Later reported that the traffic hold-up had been caused not by the truckers’ convoy, but by Prime Minister Dmitry Medvedev and Moscow Mayor Sergei Sobyanin and their security escort as they visited a disabled children’s center.
Earlier the truckers had achieved a delay in the plan to impose heavier fines for overweight loads, but vowed to continue their strike until they were abolished, although some observers though they were winded by the official pushback.
Kremlin spokesman Dmitry Peskov claimed that the topic was only the concern for the Ministry of Transport, but then propagandists stepped up sentiment against the strikers, 
deploying Aleksandr Zaldostanov, leader of the Night Wolves motorcycle club and participant in the Anti-Maidan movement to urge truckers to sacrifice for the good of the Motherland. Social media filled up with massive numbers of tweets from bots claiming to be truckers’ daughters afraid a Maidan might start in Russia.
Even so, says, the truckers remained in a protest camp and regrouped, and in the mean time picked up support not just from the Communist Party of Russia Federation, 
which had staged a demonstration in support of their cause, but also the LGBT movement, reported.
The Alliance of Heterosexuals and LGBT for Justice staged a picket in St. Petersburg and released a statement, reported (translation by The Interpreter):
An additional tax, collected by a non-competitive private company from small business during crisis times contradicts not only the promise moratorium on tax hikes promised by the government but common sense. The exorbitant appetites of the private company for its activity — 10.5 billion rubles a year from the budget when there isn’t enough money for the most needed medications is a truly a mockery.
Their reference was to Arkady Rotenberg, a close associate of Russian PResident Vladimir Putin whose company owns Platon.
Despite the growing animosity to Platon, the government is doubling down. Today December 10, Vice Premier Arkady Dvorkovich denied the claims in the producers’ appeal, and while admitting that the new tariffs “may have an effect on prices,” this would be “only by tenths of a percent,” RIA Novosti and RosBalt reported.
He said he would meet with the heads of the food unions and “discuss everything in a calm vein.”
He discounted the need to declare a moratorium on the tariff hikes, or to withdraw the Platon system, which went into effect November 15 and is due to increase after March 1. The funds collected from it go into the federal budget and are then distributed to the regions “including for state and private partnership.” As Dvorkovich explained:

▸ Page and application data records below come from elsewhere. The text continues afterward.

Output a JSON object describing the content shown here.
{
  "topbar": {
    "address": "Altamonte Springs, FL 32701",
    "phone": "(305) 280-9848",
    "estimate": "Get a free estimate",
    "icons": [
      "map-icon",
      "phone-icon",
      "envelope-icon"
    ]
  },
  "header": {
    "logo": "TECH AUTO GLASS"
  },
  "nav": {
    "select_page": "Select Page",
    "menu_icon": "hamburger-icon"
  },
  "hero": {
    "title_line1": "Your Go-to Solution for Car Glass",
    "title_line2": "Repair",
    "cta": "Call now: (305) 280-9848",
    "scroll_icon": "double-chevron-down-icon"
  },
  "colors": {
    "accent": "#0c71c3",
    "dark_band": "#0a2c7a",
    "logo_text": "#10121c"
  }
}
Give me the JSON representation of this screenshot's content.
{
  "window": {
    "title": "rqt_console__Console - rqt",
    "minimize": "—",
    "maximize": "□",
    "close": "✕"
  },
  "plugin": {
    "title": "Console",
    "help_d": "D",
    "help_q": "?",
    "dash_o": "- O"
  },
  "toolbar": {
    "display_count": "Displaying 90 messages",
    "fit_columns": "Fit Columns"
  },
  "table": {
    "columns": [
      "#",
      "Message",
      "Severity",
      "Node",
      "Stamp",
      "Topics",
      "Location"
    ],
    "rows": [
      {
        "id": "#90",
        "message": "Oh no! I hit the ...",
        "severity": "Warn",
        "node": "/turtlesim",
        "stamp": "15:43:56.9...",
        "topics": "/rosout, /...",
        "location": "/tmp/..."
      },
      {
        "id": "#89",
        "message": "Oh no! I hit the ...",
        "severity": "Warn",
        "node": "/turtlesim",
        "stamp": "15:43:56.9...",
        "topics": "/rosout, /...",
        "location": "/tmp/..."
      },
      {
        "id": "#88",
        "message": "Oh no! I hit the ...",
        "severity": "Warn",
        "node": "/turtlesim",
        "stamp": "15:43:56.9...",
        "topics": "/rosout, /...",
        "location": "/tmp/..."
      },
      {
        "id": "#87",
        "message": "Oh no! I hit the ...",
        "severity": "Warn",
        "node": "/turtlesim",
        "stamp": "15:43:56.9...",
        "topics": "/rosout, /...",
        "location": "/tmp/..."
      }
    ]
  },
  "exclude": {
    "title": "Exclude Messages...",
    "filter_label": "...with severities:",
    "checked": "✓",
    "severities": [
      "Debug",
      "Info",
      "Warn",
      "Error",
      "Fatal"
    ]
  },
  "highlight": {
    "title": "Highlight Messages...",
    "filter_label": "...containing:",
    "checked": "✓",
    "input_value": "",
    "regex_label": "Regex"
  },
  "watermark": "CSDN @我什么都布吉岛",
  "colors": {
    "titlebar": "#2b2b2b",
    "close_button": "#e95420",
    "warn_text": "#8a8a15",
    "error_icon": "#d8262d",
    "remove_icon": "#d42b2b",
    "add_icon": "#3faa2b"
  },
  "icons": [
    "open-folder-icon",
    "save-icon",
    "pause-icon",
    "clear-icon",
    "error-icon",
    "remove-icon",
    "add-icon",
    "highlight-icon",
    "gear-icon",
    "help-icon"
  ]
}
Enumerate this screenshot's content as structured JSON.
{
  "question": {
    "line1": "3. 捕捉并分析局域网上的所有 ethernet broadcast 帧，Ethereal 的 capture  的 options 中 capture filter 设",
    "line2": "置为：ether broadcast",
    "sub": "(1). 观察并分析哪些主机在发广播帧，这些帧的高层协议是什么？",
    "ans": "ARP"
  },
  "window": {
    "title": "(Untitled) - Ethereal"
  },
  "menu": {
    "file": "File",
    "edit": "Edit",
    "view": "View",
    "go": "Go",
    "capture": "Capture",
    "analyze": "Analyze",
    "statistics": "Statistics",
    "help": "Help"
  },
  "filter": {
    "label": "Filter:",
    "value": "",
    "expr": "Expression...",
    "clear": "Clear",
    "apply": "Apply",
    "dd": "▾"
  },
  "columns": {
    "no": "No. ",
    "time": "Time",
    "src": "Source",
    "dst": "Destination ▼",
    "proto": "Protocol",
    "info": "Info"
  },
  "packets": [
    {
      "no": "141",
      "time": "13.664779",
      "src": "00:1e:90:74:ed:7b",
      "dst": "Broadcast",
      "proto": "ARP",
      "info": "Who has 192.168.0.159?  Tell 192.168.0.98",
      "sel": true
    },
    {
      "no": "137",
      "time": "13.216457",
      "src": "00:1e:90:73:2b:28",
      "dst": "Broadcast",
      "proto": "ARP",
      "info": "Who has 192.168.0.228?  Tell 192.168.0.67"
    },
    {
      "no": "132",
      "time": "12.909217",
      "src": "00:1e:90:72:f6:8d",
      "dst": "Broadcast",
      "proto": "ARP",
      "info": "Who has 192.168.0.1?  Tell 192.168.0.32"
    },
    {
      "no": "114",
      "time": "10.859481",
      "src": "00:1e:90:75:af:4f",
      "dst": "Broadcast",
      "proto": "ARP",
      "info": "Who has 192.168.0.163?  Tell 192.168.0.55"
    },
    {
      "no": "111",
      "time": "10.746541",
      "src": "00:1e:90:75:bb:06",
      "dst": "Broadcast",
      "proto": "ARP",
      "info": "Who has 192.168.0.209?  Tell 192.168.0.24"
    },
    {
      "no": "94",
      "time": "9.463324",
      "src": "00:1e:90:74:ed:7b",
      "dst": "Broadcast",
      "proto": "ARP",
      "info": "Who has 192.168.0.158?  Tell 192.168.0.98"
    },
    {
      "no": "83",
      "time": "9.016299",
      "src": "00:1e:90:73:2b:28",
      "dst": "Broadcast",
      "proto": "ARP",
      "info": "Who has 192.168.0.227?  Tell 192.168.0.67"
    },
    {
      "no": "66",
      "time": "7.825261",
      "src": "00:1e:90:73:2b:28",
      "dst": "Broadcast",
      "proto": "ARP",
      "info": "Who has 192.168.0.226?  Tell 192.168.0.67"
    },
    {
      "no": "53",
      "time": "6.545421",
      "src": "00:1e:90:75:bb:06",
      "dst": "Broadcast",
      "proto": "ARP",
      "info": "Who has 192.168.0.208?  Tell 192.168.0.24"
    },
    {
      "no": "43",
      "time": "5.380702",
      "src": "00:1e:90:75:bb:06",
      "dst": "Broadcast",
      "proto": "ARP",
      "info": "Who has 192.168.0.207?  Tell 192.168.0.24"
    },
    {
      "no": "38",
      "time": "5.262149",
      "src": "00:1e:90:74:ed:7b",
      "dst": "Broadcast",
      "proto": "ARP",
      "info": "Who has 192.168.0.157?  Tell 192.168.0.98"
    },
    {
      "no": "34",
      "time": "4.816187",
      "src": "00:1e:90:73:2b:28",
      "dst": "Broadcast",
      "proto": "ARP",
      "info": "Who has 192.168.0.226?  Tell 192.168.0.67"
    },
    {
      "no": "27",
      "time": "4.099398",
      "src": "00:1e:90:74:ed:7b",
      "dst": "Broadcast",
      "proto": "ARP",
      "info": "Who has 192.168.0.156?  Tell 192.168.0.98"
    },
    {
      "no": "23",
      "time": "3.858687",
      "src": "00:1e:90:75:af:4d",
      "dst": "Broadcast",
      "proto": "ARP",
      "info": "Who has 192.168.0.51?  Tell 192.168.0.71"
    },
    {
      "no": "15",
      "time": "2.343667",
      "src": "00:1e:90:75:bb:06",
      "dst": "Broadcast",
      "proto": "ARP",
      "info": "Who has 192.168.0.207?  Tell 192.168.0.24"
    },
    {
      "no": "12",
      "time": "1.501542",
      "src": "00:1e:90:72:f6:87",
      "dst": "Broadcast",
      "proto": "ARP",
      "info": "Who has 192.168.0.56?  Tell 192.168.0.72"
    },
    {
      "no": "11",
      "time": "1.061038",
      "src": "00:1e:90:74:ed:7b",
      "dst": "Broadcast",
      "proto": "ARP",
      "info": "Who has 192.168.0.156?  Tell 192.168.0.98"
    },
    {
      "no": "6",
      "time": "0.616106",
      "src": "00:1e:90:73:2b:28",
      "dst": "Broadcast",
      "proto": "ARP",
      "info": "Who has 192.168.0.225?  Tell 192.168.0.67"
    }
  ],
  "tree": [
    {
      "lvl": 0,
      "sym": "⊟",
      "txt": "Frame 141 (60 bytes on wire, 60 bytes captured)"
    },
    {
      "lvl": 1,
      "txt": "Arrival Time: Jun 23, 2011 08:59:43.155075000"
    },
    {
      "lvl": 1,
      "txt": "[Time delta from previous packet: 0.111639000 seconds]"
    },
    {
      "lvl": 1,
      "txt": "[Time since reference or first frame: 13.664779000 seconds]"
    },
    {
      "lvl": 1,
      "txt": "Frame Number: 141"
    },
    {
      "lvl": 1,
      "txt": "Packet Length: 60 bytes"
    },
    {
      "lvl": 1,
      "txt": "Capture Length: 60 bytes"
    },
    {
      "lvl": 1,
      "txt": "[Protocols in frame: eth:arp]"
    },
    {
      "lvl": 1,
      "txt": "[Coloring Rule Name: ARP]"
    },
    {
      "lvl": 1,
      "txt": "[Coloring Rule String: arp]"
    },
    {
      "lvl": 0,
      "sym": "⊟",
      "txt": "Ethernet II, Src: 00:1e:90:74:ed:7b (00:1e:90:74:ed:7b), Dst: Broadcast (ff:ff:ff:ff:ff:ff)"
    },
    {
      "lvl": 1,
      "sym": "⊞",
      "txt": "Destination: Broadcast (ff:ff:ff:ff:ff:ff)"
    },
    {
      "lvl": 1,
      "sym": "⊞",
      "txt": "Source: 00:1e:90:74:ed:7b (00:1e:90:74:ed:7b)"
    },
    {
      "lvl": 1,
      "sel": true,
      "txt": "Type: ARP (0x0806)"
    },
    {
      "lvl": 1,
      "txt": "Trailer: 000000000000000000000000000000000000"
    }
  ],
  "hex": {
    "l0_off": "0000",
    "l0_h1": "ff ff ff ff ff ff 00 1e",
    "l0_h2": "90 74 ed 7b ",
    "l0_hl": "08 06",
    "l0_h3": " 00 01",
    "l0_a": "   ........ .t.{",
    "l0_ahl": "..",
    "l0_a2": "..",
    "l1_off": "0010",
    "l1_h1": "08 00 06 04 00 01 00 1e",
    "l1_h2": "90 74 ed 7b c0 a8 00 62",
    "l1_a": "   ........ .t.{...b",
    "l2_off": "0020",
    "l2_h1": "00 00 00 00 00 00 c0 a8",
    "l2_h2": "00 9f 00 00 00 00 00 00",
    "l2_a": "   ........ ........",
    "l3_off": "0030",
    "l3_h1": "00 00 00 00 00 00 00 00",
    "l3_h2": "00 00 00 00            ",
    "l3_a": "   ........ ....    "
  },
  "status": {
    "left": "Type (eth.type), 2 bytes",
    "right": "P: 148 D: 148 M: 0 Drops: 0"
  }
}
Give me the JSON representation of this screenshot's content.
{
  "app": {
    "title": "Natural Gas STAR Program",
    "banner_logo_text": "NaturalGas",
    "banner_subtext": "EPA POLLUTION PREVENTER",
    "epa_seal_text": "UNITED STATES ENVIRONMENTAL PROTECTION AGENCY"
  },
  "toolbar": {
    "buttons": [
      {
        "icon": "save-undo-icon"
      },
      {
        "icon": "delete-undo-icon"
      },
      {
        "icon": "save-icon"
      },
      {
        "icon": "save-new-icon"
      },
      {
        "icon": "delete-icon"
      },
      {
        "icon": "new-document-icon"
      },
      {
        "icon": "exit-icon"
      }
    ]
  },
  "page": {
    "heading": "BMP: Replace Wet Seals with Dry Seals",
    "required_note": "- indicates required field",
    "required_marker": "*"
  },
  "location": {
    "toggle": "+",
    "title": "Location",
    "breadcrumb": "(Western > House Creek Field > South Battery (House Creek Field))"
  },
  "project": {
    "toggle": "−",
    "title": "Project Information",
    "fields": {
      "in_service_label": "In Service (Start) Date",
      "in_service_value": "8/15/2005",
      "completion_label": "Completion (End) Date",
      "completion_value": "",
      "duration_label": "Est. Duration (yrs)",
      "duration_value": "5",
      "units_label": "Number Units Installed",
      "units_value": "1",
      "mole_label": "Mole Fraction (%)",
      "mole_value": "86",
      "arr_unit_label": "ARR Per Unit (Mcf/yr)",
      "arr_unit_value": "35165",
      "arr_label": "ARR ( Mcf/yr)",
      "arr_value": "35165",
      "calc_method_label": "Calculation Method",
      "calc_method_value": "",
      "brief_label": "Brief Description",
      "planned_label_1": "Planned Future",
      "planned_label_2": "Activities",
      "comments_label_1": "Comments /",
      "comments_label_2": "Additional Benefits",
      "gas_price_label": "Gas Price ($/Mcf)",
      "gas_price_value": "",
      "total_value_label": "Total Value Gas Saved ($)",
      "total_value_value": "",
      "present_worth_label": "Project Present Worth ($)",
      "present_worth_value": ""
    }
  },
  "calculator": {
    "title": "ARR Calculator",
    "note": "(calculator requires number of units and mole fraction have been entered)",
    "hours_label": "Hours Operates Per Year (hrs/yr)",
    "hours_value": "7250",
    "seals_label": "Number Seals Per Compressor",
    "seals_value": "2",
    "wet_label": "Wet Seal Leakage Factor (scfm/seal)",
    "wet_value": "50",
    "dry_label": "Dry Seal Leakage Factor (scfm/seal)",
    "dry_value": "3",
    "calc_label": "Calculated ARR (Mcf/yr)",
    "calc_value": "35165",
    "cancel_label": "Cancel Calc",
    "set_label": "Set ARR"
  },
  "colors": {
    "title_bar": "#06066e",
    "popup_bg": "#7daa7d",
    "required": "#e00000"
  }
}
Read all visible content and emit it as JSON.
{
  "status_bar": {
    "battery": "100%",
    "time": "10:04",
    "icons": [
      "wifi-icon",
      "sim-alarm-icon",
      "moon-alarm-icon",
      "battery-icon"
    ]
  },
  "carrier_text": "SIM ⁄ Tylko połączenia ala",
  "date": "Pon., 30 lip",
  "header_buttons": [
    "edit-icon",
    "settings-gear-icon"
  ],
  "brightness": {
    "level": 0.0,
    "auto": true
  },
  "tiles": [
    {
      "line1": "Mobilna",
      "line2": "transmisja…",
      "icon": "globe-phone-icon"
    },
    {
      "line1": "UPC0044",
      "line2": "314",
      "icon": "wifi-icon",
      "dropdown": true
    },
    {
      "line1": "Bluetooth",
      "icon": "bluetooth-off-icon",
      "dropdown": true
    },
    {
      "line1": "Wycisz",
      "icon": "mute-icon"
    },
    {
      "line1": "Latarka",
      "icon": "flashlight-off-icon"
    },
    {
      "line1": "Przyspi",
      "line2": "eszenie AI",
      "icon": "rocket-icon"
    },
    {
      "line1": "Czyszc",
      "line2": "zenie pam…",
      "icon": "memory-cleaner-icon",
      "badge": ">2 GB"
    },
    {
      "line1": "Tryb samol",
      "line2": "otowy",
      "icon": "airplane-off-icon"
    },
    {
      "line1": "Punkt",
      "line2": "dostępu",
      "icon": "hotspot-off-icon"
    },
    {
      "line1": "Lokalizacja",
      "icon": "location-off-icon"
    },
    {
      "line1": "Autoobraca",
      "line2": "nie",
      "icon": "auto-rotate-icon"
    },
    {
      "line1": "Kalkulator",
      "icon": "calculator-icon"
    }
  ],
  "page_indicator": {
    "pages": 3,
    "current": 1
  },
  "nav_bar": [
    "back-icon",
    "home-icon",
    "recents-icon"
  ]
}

We calculate that the total volume we will receive next year will be more than 40 billion rubles and this will enable ut to allocate a payment to the concessioner and use the money of the road fund for specific investment projects.

Critics of the system are concerned about corruption and kickbacks, as they were with the huge contracts obtained by the Rotenberg brothers in the Sochi Olympics. Russia’s lack of good highways is a major impediment to development, and Russian Railways, which takes the place of a highway system in many remote areas has cut back service and has been the subject of allegations of corruption.

— Catherine A. Fitzpatrick